Explaining cosmology to a popular audience is a difficult task, but Hawking has the gift of making extraordinarily complex concepts understandable. An eminent theoretical physicist at Cambridge University and author of the best-selling A Brief History of Time, Hawking here describes scientists' latest theories about the origin, structure, and evolution of the universe. The book's title refers both to its purpose as a summary of current cosmological thinking and to the particular theory of imaginary time as a "tiny, slightly flattened sphere." The helpful color illustrations, which comprise about half of the book, clarify the surreal aspects of the universe, such as the shape of time and the ten or 11 dimensions in which we exist. Hawking's occasional wit and his ability not to take himself too seriously help place our strange universe in a more human context. Highly recommended for all libraries. [Previewed in Prepub Alert, LJ 6/15/01.] Jeffrey Beall, Univ. of Colorado Lib., Denver Copyright 2001 Cahners Business Information.

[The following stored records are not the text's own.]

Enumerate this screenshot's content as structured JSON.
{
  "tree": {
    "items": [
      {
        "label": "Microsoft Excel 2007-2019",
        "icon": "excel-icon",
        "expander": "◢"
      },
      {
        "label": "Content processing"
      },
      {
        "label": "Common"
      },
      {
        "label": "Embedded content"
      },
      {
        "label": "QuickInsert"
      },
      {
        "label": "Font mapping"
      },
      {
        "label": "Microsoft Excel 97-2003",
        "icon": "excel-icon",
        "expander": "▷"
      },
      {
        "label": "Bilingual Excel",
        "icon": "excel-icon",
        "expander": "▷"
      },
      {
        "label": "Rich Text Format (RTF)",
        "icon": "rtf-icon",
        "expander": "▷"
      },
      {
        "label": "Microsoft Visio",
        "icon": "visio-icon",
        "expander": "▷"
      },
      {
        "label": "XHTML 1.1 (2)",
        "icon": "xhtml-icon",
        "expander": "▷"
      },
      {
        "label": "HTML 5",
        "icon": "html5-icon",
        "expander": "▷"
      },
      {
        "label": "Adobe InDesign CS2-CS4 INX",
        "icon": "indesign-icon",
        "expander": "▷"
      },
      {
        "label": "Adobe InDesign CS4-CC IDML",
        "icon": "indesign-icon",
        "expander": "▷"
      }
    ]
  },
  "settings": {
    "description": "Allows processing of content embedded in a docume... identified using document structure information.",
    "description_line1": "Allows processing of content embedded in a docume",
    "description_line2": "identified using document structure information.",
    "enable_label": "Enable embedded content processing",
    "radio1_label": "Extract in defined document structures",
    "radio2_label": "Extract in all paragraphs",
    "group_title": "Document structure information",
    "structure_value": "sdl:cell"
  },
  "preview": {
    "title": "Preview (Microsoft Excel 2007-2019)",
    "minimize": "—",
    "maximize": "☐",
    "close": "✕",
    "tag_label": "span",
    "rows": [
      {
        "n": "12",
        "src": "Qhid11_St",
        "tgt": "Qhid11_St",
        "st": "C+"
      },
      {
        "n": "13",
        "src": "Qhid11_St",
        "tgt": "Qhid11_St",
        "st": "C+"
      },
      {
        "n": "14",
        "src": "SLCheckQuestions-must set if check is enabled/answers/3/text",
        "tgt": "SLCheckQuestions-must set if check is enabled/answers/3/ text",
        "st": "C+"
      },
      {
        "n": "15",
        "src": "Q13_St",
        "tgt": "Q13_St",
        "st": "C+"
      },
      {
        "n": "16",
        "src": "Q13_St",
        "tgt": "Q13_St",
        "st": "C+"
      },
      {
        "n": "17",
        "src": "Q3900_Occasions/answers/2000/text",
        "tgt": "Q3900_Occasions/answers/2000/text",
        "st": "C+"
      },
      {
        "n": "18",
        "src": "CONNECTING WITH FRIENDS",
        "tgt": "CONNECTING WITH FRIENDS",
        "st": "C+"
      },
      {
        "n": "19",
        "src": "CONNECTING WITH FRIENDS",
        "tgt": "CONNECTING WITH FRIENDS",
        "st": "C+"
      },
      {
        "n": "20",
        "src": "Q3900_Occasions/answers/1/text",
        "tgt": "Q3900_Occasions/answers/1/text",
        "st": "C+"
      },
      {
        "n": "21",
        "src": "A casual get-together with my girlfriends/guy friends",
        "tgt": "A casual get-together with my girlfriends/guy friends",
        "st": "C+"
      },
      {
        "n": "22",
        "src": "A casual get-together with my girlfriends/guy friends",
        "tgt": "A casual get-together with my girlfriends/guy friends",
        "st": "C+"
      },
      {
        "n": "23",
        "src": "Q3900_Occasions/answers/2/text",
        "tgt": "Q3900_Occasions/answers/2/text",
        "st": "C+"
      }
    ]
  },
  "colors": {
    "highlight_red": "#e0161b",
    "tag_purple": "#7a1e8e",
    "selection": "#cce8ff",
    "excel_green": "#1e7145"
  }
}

A Brief History of Time has now sold an estimated nine million copies worldwide - something of a hard act for its author to follow. In what is being promoted as the 'sequel' to that book, Professor Hawking gives an account of his attempt to combine Einstein's Theory of Relativity with Richard Feynman's idea of multiple histories, in order to reach the grail of a Theory of Everything - or big TOE, as it's charmingly named. This is a book about superstrings and p-branes, holography and supergravity, about how the 'cosmic seed' from which our universe derived was as small as a nut. The publishers are not yet releasing much text, but enough to see that it will be a fascinating (if challenging) read. And one enhanced throughout with 200 striking full colour illustrations and jazzed-up diagrams.
Adult/High School-Writing in a lighthearted, personal, often humorous style and with colorful and entertaining graphics on every page, Hawking succeeds in communicating his love and enthusiasm for science. Without seeming to condescend, he makes a valiant attempt to clarify many fascinating and elusive topics such as relativity and time; multiple universes and dimensions; black holes and dark matter; prediction of the future; and the possibility of time travel. Those usually daunted by scientific texts might enjoy puzzling over the graphics; many of them, together with excellent captions, fully restate the content of the text in an alternative (and, for some, more understandable) manner. Also, Hawking enriches readers' vocabularies with many of the sometimes-playful words, phrases, and acronyms essential to an acquaintance with modern physics-supergravity and supersymmetry, "p-branes" and proto-galaxies, MACHOS and WIMPS. Among teens, Universe might well prove to have appeal beyond its obvious audience of science students and readers of popular science and science fiction.-Christine C. Menefee, Fairfax County Public Library, VA Copyright 2002 Cahners Business Information.